[Page and application data records]

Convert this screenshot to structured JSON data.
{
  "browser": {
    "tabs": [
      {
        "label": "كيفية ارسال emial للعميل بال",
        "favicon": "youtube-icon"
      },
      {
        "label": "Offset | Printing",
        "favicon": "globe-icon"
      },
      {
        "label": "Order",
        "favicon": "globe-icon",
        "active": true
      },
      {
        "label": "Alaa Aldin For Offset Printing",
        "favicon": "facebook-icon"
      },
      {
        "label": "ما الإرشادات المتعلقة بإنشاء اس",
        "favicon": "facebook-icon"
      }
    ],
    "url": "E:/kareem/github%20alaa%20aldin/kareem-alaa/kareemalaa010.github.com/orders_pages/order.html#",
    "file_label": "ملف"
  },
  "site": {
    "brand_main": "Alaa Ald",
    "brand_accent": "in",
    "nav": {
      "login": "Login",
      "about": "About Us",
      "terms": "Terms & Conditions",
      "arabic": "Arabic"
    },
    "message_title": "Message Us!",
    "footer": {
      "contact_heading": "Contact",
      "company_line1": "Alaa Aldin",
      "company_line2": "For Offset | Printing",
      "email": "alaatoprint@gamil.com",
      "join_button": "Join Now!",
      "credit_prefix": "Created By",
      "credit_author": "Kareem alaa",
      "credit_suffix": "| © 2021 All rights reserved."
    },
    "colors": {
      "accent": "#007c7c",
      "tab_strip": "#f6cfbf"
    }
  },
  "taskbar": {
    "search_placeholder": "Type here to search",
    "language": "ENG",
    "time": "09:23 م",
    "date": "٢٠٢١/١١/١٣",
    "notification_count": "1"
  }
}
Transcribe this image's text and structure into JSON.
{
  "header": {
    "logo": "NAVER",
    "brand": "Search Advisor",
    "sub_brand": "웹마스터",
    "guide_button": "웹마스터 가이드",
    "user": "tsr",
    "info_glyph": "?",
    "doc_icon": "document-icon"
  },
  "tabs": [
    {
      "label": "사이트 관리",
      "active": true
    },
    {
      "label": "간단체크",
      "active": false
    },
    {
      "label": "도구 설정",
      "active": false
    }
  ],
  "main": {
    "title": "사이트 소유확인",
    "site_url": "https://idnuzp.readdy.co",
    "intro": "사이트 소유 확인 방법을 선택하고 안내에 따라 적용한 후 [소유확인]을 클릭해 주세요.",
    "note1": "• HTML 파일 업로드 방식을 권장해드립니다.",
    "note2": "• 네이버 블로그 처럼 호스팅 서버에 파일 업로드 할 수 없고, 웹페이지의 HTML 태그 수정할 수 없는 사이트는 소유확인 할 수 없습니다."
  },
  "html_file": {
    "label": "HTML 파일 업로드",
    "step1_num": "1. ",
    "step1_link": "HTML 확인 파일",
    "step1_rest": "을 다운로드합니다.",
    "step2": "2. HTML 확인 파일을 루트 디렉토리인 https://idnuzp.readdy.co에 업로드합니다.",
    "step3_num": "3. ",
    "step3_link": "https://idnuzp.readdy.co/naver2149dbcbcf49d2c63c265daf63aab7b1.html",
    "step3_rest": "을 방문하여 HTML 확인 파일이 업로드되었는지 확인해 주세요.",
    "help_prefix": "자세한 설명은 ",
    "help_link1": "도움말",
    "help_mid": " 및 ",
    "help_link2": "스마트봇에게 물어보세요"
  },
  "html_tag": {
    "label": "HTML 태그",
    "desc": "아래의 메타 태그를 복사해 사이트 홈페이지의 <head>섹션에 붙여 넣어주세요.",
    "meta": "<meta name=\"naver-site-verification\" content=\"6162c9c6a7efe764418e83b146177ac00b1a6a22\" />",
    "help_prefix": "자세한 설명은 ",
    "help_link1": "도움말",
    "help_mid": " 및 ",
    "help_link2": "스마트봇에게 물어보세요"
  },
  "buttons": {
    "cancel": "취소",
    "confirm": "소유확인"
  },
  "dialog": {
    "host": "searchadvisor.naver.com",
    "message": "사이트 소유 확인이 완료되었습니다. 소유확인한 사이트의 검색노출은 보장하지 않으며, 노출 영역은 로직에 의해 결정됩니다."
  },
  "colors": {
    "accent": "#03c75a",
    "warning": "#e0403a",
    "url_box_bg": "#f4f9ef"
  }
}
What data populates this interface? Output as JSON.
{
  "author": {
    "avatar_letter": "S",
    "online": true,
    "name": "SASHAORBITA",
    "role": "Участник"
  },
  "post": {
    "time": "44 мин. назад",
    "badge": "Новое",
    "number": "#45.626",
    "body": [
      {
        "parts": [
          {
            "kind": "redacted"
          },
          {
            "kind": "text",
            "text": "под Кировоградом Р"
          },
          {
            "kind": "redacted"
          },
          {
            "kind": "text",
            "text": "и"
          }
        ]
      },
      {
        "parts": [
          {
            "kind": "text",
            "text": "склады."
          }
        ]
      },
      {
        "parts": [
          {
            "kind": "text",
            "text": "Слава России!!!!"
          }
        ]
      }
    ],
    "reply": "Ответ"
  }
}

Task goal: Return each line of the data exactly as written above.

Your solution:
Convert this screenshot to structured JSON data.
{
  "browser": {
    "tabs": [
      {
        "label": "كيفية ارسال emial للعميل بال",
        "favicon": "youtube-icon"
      },
      {
        "label": "Offset | Printing",
        "favicon": "globe-icon"
      },
      {
        "label": "Order",
        "favicon": "globe-icon",
        "active": true
      },
      {
        "label": "Alaa Aldin For Offset Printing",
        "favicon": "facebook-icon"
      },
      {
        "label": "ما الإرشادات المتعلقة بإنشاء اس",
        "favicon": "facebook-icon"
      }
    ],
    "url": "E:/kareem/github%20alaa%20aldin/kareem-alaa/kareemalaa010.github.com/orders_pages/order.html#",
    "file_label": "ملف"
  },
  "site": {
    "brand_main": "Alaa Ald",
    "brand_accent": "in",
    "nav": {
      "login": "Login",
      "about": "About Us",
      "terms": "Terms & Conditions",
      "arabic": "Arabic"
    },
    "message_title": "Message Us!",
    "footer": {
      "contact_heading": "Contact",
      "company_line1": "Alaa Aldin",
      "company_line2": "For Offset | Printing",
      "email": "alaatoprint@gamil.com",
      "join_button": "Join Now!",
      "credit_prefix": "Created By",
      "credit_author": "Kareem alaa",
      "credit_suffix": "| © 2021 All rights reserved."
    },
    "colors": {
      "accent": "#007c7c",
      "tab_strip": "#f6cfbf"
    }
  },
  "taskbar": {
    "search_placeholder": "Type here to search",
    "language": "ENG",
    "time": "09:23 م",
    "date": "٢٠٢١/١١/١٣",
    "notification_count": "1"
  }
}
Transcribe this image's text and structure into JSON.
{
  "header": {
    "logo": "NAVER",
    "brand": "Search Advisor",
    "sub_brand": "웹마스터",
    "guide_button": "웹마스터 가이드",
    "user": "tsr",
    "info_glyph": "?",
    "doc_icon": "document-icon"
  },
  "tabs": [
    {
      "label": "사이트 관리",
      "active": true
    },
    {
      "label": "간단체크",
      "active": false
    },
    {
      "label": "도구 설정",
      "active": false
    }
  ],
  "main": {
    "title": "사이트 소유확인",
    "site_url": "https://idnuzp.readdy.co",
    "intro": "사이트 소유 확인 방법을 선택하고 안내에 따라 적용한 후 [소유확인]을 클릭해 주세요.",
    "note1": "• HTML 파일 업로드 방식을 권장해드립니다.",
    "note2": "• 네이버 블로그 처럼 호스팅 서버에 파일 업로드 할 수 없고, 웹페이지의 HTML 태그 수정할 수 없는 사이트는 소유확인 할 수 없습니다."
  },
  "html_file": {
    "label": "HTML 파일 업로드",
    "step1_num": "1. ",
    "step1_link": "HTML 확인 파일",
    "step1_rest": "을 다운로드합니다.",
    "step2": "2. HTML 확인 파일을 루트 디렉토리인 https://idnuzp.readdy.co에 업로드합니다.",
    "step3_num": "3. ",
    "step3_link": "https://idnuzp.readdy.co/naver2149dbcbcf49d2c63c265daf63aab7b1.html",
    "step3_rest": "을 방문하여 HTML 확인 파일이 업로드되었는지 확인해 주세요.",
    "help_prefix": "자세한 설명은 ",
    "help_link1": "도움말",
    "help_mid": " 및 ",
    "help_link2": "스마트봇에게 물어보세요"
  },
  "html_tag": {
    "label": "HTML 태그",
    "desc": "아래의 메타 태그를 복사해 사이트 홈페이지의 <head>섹션에 붙여 넣어주세요.",
    "meta": "<meta name=\"naver-site-verification\" content=\"6162c9c6a7efe764418e83b146177ac00b1a6a22\" />",
    "help_prefix": "자세한 설명은 ",
    "help_link1": "도움말",
    "help_mid": " 및 ",
    "help_link2": "스마트봇에게 물어보세요"
  },
  "buttons": {
    "cancel": "취소",
    "confirm": "소유확인"
  },
  "dialog": {
    "host": "searchadvisor.naver.com",
    "message": "사이트 소유 확인이 완료되었습니다. 소유확인한 사이트의 검색노출은 보장하지 않으며, 노출 영역은 로직에 의해 결정됩니다."
  },
  "colors": {
    "accent": "#03c75a",
    "warning": "#e0403a",
    "url_box_bg": "#f4f9ef"
  }
}
What data populates this interface? Output as JSON.
{
  "author": {
    "avatar_letter": "S",
    "online": true,
    "name": "SASHAORBITA",
    "role": "Участник"
  },
  "post": {
    "time": "44 мин. назад",
    "badge": "Новое",
    "number": "#45.626",
    "body": [
      {
        "parts": [
          {
            "kind": "redacted"
          },
          {
            "kind": "text",
            "text": "под Кировоградом Р"
          },
          {
            "kind": "redacted"
          },
          {
            "kind": "text",
            "text": "и"
          }
        ]
      },
      {
        "parts": [
          {
            "kind": "text",
            "text": "склады."
          }
        ]
      },
      {
        "parts": [
          {
            "kind": "text",
            "text": "Слава России!!!!"
          }
        ]
      }
    ],
    "reply": "Ответ"
  }
}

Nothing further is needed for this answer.